_YOUR TASK_
Repeat every entry in full. Match each line exactly.

_MATERIAL TO PROCESS_
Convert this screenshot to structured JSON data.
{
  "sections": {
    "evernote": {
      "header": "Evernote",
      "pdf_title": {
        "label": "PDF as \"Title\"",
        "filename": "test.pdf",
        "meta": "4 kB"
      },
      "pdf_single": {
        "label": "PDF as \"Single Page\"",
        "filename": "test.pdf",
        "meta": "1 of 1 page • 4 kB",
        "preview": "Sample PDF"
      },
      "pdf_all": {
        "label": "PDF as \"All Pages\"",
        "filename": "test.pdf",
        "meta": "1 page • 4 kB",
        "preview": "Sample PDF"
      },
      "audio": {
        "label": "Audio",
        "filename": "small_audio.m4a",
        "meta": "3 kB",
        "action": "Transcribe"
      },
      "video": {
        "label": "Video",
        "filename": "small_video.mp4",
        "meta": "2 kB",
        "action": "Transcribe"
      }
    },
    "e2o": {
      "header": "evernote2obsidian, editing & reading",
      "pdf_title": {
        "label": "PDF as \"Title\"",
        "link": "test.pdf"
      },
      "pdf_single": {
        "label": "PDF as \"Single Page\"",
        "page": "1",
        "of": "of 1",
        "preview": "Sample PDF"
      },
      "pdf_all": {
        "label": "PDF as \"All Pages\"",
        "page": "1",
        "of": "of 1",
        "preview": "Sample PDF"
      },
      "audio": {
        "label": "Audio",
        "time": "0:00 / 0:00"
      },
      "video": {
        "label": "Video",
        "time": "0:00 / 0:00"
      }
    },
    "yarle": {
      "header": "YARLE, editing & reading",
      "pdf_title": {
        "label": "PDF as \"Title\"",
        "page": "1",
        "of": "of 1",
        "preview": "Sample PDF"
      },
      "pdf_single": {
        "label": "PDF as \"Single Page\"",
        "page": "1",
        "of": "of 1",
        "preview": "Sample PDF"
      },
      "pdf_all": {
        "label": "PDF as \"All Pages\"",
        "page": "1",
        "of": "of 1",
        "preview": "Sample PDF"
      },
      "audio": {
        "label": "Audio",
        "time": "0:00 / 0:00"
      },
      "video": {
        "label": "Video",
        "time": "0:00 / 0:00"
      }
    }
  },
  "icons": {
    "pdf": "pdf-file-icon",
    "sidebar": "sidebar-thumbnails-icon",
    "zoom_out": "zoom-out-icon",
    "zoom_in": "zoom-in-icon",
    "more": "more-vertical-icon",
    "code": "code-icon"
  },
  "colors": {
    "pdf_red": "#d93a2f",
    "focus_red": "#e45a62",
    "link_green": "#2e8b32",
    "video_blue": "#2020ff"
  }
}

_FINISHED EXERCISE_
Convert this screenshot to structured JSON data.
{
  "sections": {
    "evernote": {
      "header": "Evernote",
      "pdf_title": {
        "label": "PDF as \"Title\"",
        "filename": "test.pdf",
        "meta": "4 kB"
      },
      "pdf_single": {
        "label": "PDF as \"Single Page\"",
        "filename": "test.pdf",
        "meta": "1 of 1 page • 4 kB",
        "preview": "Sample PDF"
      },
      "pdf_all": {
        "label": "PDF as \"All Pages\"",
        "filename": "test.pdf",
        "meta": "1 page • 4 kB",
        "preview": "Sample PDF"
      },
      "audio": {
        "label": "Audio",
        "filename": "small_audio.m4a",
        "meta": "3 kB",
        "action": "Transcribe"
      },
      "video": {
        "label": "Video",
        "filename": "small_video.mp4",
        "meta": "2 kB",
        "action": "Transcribe"
      }
    },
    "e2o": {
      "header": "evernote2obsidian, editing & reading",
      "pdf_title": {
        "label": "PDF as \"Title\"",
        "link": "test.pdf"
      },
      "pdf_single": {
        "label": "PDF as \"Single Page\"",
        "page": "1",
        "of": "of 1",
        "preview": "Sample PDF"
      },
      "pdf_all": {
        "label": "PDF as \"All Pages\"",
        "page": "1",
        "of": "of 1",
        "preview": "Sample PDF"
      },
      "audio": {
        "label": "Audio",
        "time": "0:00 / 0:00"
      },
      "video": {
        "label": "Video",
        "time": "0:00 / 0:00"
      }
    },
    "yarle": {
      "header": "YARLE, editing & reading",
      "pdf_title": {
        "label": "PDF as \"Title\"",
        "page": "1",
        "of": "of 1",
        "preview": "Sample PDF"
      },
      "pdf_single": {
        "label": "PDF as \"Single Page\"",
        "page": "1",
        "of": "of 1",
        "preview": "Sample PDF"
      },
      "pdf_all": {
        "label": "PDF as \"All Pages\"",
        "page": "1",
        "of": "of 1",
        "preview": "Sample PDF"
      },
      "audio": {
        "label": "Audio",
        "time": "0:00 / 0:00"
      },
      "video": {
        "label": "Video",
        "time": "0:00 / 0:00"
      }
    }
  },
  "icons": {
    "pdf": "pdf-file-icon",
    "sidebar": "sidebar-thumbnails-icon",
    "zoom_out": "zoom-out-icon",
    "zoom_in": "zoom-in-icon",
    "more": "more-vertical-icon",
    "code": "code-icon"
  },
  "colors": {
    "pdf_red": "#d93a2f",
    "focus_red": "#e45a62",
    "link_green": "#2e8b32",
    "video_blue": "#2020ff"
  }
}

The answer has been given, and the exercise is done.